We then headed out to the Clifton Cultural Arts Center for the art show in which I was a participant, with collaborating artwork and two of my own paintings. Although I barely missed meeting with the three girls that I had been in Skype contact with over the previous months, I did have a chance to meet the two professors–Jenny and Sarah–and one other student from their class. The collaborating watercolor cards (that I started) were not yet complete, so I look forward to seeing the outcome when the girls send them to me in the mail; the painting canvas, however, was finished and on display. Because I had only started the canvases, seeing the outcome didn’t feel like I had any part in the project, though I did. A very strange and new experience, because I still feel as though I make art thinking inside the box…a very traditional view of art I guess.
My own paintings: Clematis in Full Bloom and Fire and Ice

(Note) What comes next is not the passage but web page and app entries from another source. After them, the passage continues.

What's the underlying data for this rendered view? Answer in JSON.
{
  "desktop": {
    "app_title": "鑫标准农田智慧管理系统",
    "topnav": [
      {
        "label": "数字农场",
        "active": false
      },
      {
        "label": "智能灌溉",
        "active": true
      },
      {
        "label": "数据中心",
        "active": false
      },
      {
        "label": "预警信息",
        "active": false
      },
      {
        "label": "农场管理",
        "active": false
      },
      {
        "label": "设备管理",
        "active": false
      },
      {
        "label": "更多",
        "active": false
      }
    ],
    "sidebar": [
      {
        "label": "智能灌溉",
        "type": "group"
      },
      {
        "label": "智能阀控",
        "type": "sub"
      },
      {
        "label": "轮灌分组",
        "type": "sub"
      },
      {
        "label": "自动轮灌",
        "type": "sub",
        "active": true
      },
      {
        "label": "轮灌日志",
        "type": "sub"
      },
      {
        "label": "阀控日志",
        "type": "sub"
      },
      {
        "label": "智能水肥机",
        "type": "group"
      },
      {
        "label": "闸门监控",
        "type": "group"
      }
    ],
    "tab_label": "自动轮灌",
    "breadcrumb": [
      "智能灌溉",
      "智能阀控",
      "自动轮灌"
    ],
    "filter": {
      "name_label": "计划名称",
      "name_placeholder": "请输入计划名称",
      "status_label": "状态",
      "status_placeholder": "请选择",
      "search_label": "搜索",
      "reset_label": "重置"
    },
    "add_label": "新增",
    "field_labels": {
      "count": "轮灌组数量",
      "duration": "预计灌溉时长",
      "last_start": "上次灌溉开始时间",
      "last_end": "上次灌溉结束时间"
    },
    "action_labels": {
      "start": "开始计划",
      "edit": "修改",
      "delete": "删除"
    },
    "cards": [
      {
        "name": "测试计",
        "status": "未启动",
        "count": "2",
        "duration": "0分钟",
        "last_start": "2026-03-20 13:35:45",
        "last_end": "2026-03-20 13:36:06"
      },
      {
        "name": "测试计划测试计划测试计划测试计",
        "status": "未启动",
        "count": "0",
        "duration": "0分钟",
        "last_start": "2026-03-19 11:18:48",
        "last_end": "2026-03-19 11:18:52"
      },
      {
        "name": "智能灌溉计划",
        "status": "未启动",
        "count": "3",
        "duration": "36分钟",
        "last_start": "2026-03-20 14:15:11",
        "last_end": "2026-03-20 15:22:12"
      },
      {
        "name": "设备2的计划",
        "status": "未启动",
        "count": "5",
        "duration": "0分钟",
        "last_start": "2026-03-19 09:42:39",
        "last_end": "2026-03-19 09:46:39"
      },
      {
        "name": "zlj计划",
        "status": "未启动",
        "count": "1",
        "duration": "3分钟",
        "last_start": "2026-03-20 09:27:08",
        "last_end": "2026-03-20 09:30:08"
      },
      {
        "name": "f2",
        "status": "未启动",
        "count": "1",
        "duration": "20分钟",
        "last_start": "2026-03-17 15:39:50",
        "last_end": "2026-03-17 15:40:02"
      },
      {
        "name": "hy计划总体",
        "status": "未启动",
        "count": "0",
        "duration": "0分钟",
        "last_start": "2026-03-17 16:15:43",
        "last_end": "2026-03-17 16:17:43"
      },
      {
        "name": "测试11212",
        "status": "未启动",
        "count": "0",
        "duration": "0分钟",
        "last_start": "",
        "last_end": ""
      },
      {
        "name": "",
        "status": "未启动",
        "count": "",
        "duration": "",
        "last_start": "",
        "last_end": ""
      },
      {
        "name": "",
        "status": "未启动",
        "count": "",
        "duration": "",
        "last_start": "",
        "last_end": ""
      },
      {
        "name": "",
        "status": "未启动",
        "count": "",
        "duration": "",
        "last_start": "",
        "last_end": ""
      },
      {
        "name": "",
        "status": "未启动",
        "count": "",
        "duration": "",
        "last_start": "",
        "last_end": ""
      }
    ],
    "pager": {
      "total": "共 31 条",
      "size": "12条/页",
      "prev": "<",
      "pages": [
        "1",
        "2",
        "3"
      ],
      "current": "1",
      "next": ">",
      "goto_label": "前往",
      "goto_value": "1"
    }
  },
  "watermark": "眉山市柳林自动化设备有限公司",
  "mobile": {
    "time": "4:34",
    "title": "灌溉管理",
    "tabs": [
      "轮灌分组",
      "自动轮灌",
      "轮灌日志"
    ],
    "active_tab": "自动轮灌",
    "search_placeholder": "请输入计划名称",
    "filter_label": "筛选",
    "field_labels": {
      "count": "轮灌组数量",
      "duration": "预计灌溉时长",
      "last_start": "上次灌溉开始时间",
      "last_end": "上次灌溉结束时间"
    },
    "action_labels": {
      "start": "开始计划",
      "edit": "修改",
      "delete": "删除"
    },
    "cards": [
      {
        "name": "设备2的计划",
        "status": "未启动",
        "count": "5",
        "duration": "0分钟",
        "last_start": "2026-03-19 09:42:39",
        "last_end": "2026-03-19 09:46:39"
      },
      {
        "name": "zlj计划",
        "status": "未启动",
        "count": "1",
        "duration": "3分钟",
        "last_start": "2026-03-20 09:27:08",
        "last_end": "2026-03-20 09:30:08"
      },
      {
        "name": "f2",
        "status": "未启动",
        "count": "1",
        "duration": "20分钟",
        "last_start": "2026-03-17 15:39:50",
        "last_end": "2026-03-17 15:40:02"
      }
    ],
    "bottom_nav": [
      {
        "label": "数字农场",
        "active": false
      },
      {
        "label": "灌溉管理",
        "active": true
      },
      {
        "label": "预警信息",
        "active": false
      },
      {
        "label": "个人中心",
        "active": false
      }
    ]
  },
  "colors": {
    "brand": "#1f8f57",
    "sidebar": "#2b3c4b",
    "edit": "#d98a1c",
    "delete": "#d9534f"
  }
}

As I ended viewing the art exhibits around the room, I had a chance to talk more with Jenny about the class, art experience and purpose of this particular show. I had noticed a theme: much of the art descriptions discussed around the area of cancer or other life-threatening traumas–the pain, emotions, questions, fears, doubts, hopes and dreams, survival. Jenny mentioned that she had encouraged the students to think deeply of these things and portray them–because we are all affected, whether you are the one facing the trials or it is someone else you know. Art is a medium to express these different side-effects of disease.
One art set was a participant project where cards and pens had been placed on a table. You were invited to write an encouraging letter to an anonymous adult cancer survivor or patient. (Read about full project here: The Mandala Project.) I locked my walker so I could sit at the table and picked up a blank card. At first I didn’t know what to say…I get a lot of encouraging letters, sometimes even from strangers, but here I sat speechless for a few minutes. I finally started just by saying my name and that I didn’t have cancer, but a rare disease with tumors. After my first introduction sentence, thoughts just started to come…
I concluded my note by mentioning strength, because, let’s be honest…whether it’s cancer, NF2 or another disease, any can initially wipe out your strength–physically, mentally and emotionally. I have been there. I still am there. And it is when you cry out in your uttermost weaknesses, that God answers in His fullness of strength…in ways you never anticipated, hoped or dreamed.
Likewise the Spirit helps us in our weakness. For we do not know what to pray for as we ought, but the Spirit himself intercedes for us with groanings too deep for words.
Romans 8:26, ESV